I don’t need to go into too much detail here. They are vile in both films and deserve all that comes with it. The modern twist of filming the shower sequence and posting it online brings it home for the recent cases of cyberbullying and the effects of it. The 1976 cast included more names that had small careers in the 70s and early 80s and some grew into bigger ones. Some guy named John Travolta for example. I don’t think the new cast has such luck as none of them save Sue (below) had any real screen presence
Sue Snell, Tommy Ross and Ms Dejardin. Much like I have said with others these characters are iconic to their times. They reflect it perfectly and also much like the aggressors the 1976 cast went on to bigger and better (William Katt and Amy Irving) and the 2013 cast will likely not with the exception of Sue, she might have something. She has a beauty that the camera loves and a bit of charisma that with the right directors could grow into actual acting. I found that the 2013 Dejardin was a little more empathetic to Carrie and showed her frustration with the school a little better.

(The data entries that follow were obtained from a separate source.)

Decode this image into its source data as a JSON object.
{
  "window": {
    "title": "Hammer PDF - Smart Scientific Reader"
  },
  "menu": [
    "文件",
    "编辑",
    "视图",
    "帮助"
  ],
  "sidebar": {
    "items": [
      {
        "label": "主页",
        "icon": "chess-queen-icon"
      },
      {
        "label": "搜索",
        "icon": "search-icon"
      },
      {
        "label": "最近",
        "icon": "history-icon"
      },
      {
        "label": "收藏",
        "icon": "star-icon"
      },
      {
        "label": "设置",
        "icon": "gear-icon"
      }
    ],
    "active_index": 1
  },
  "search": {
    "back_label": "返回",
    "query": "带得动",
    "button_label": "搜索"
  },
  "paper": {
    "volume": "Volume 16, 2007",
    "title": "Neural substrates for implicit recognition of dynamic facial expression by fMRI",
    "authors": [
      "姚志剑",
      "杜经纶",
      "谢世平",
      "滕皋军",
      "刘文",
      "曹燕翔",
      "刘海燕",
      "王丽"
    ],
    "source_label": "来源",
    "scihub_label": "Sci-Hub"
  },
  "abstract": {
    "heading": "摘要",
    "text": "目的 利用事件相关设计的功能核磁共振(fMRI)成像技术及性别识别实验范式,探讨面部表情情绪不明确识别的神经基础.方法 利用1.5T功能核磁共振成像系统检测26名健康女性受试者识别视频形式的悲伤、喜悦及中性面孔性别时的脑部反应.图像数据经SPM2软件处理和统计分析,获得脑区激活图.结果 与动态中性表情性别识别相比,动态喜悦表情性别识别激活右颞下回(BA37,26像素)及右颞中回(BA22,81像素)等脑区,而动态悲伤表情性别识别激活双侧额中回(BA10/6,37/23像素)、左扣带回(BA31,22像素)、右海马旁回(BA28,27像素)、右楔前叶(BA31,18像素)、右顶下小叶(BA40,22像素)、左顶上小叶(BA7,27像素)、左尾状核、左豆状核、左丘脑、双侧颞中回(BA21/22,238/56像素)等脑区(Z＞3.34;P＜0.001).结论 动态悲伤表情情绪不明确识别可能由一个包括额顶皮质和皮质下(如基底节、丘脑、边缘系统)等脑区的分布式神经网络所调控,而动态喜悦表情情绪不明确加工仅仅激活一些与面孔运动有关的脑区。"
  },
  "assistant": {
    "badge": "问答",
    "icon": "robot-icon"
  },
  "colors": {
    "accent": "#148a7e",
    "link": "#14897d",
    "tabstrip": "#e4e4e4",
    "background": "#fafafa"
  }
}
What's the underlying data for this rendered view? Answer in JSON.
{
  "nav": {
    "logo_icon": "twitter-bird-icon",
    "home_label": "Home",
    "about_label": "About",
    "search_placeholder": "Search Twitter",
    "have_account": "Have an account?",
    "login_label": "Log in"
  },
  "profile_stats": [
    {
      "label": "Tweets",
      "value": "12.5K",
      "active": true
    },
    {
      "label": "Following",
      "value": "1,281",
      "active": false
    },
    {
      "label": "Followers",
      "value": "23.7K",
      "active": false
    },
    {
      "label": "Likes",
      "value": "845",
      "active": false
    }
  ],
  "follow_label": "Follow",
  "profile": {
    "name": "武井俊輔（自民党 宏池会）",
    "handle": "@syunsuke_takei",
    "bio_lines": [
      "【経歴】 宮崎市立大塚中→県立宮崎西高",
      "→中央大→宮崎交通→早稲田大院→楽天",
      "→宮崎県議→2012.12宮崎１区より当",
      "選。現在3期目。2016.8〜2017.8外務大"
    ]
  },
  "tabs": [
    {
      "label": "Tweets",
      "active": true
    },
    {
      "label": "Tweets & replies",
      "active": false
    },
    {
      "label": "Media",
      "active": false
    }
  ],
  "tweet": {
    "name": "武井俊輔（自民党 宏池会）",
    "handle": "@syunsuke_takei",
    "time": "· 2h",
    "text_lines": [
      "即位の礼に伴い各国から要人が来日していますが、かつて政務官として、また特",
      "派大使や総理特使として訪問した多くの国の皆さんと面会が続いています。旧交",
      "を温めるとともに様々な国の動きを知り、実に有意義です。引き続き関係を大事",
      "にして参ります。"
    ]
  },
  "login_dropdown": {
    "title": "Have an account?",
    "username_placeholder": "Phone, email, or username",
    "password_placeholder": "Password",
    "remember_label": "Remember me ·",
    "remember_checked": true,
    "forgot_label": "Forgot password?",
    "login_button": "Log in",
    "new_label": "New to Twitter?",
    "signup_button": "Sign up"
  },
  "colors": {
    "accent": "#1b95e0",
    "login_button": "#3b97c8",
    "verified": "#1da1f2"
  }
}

Effects & Technical
While the fire sequences, lighting, film quality and camera work is better in the 2013 film I think much of that is a product of Hollywood evolution. The crucifixion in 2013 however took me right out of it as the CG was so painfully evident and when compared to the more practical looking flying knives from 76 just didn’t work. I will however defend the end of the film for its choice in the destruction of the house. It was in the original 76 to be done the same way and they couldn’t make it work and by 2013 they did. The same with the death sequences during the retribution, some of them just look better now, but again this is evolution not intent.
TL;DR (I know this was long)
This one is a flat out tie. Because the film plays so faithfully to the original, even going so far as to include several scenes the original cut I can’t say they are different films. They are the same movie filmed 37 years apart. If anything it’s a study in film making now and then.
What I can say is watching the new one, which I do recommend for those so inclined, I felt anticipation growing in my chest as the prom arrived and I was waiting for the bucket. That’s something few movies have done and its something to give credit for. I may add some comments below that are more about elements to the 2013 than a true comparison.
Overall – Both movies are incredibly successful in the translation of Kings story and are faithful to each other. I have to recommend the new one if you love the old. Appreciate all that they did in the making of when we live in an age where we wince at bad decisions in remakes.
Tomorrows review never stops with the whining, but will give you a choice it never had.